EXERCISE GOAL: Your copy must hold all of the data below, unchanged and without images.

[Entries from a dataset of interfaces]
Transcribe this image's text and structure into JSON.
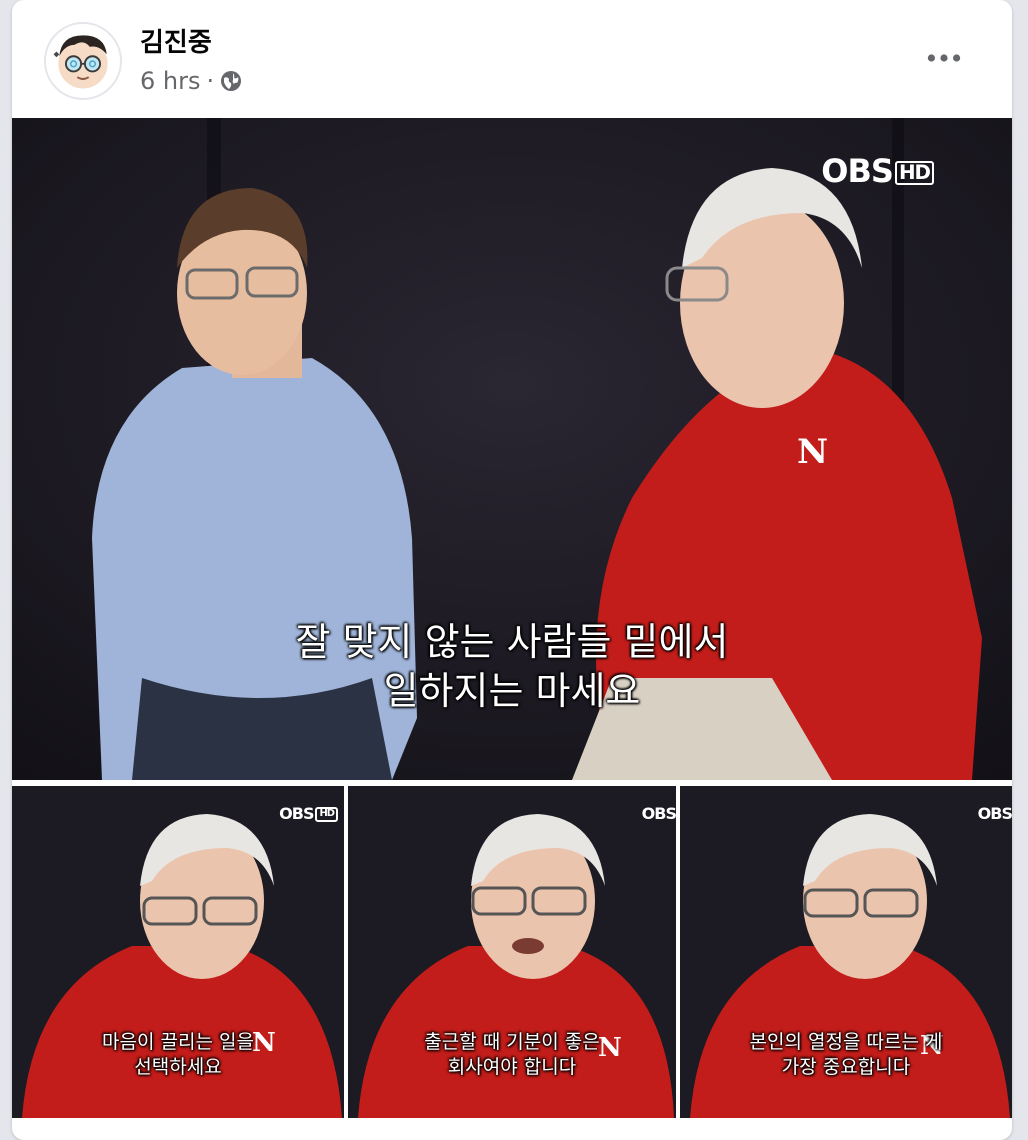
{
  "post": {
    "author": "김진중",
    "time": "6 hrs",
    "separator": "·",
    "privacy_icon": "globe-icon",
    "more_icon": "more-horizontal-icon"
  },
  "photos": {
    "main": {
      "logo": "OBS",
      "logo_hd": "HD",
      "subtitle_line1": "잘 맞지 않는 사람들 밑에서",
      "subtitle_line2": "일하지는 마세요"
    },
    "thumb1": {
      "logo": "OBS",
      "logo_hd": "HD",
      "subtitle_line1": "마음이 끌리는 일을",
      "subtitle_line2": "선택하세요"
    },
    "thumb2": {
      "logo": "OBS",
      "subtitle_line1": "출근할 때 기분이 좋은",
      "subtitle_line2": "회사여야 합니다"
    },
    "thumb3": {
      "logo": "OBS",
      "subtitle_line1": "본인의 열정을 따르는 게",
      "subtitle_line2": "가장 중요합니다"
    }
  },
  "colors": {
    "card": "#ffffff",
    "page_bg": "#e4e6eb",
    "author": "#050505",
    "meta": "#65676b",
    "photo_bg": "#1a1820",
    "red_shirt": "#c21d1a",
    "blue_shirt": "#9fb4d8"
  }
}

OUTPUT BELOW:
Transcribe this image's text and structure into JSON.
{
  "post": {
    "author": "김진중",
    "time": "6 hrs",
    "separator": "·",
    "privacy_icon": "globe-icon",
    "more_icon": "more-horizontal-icon"
  },
  "photos": {
    "main": {
      "logo": "OBS",
      "logo_hd": "HD",
      "subtitle_line1": "잘 맞지 않는 사람들 밑에서",
      "subtitle_line2": "일하지는 마세요"
    },
    "thumb1": {
      "logo": "OBS",
      "logo_hd": "HD",
      "subtitle_line1": "마음이 끌리는 일을",
      "subtitle_line2": "선택하세요"
    },
    "thumb2": {
      "logo": "OBS",
      "subtitle_line1": "출근할 때 기분이 좋은",
      "subtitle_line2": "회사여야 합니다"
    },
    "thumb3": {
      "logo": "OBS",
      "subtitle_line1": "본인의 열정을 따르는 게",
      "subtitle_line2": "가장 중요합니다"
    }
  },
  "colors": {
    "card": "#ffffff",
    "page_bg": "#e4e6eb",
    "author": "#050505",
    "meta": "#65676b",
    "photo_bg": "#1a1820",
    "red_shirt": "#c21d1a",
    "blue_shirt": "#9fb4d8"
  }
}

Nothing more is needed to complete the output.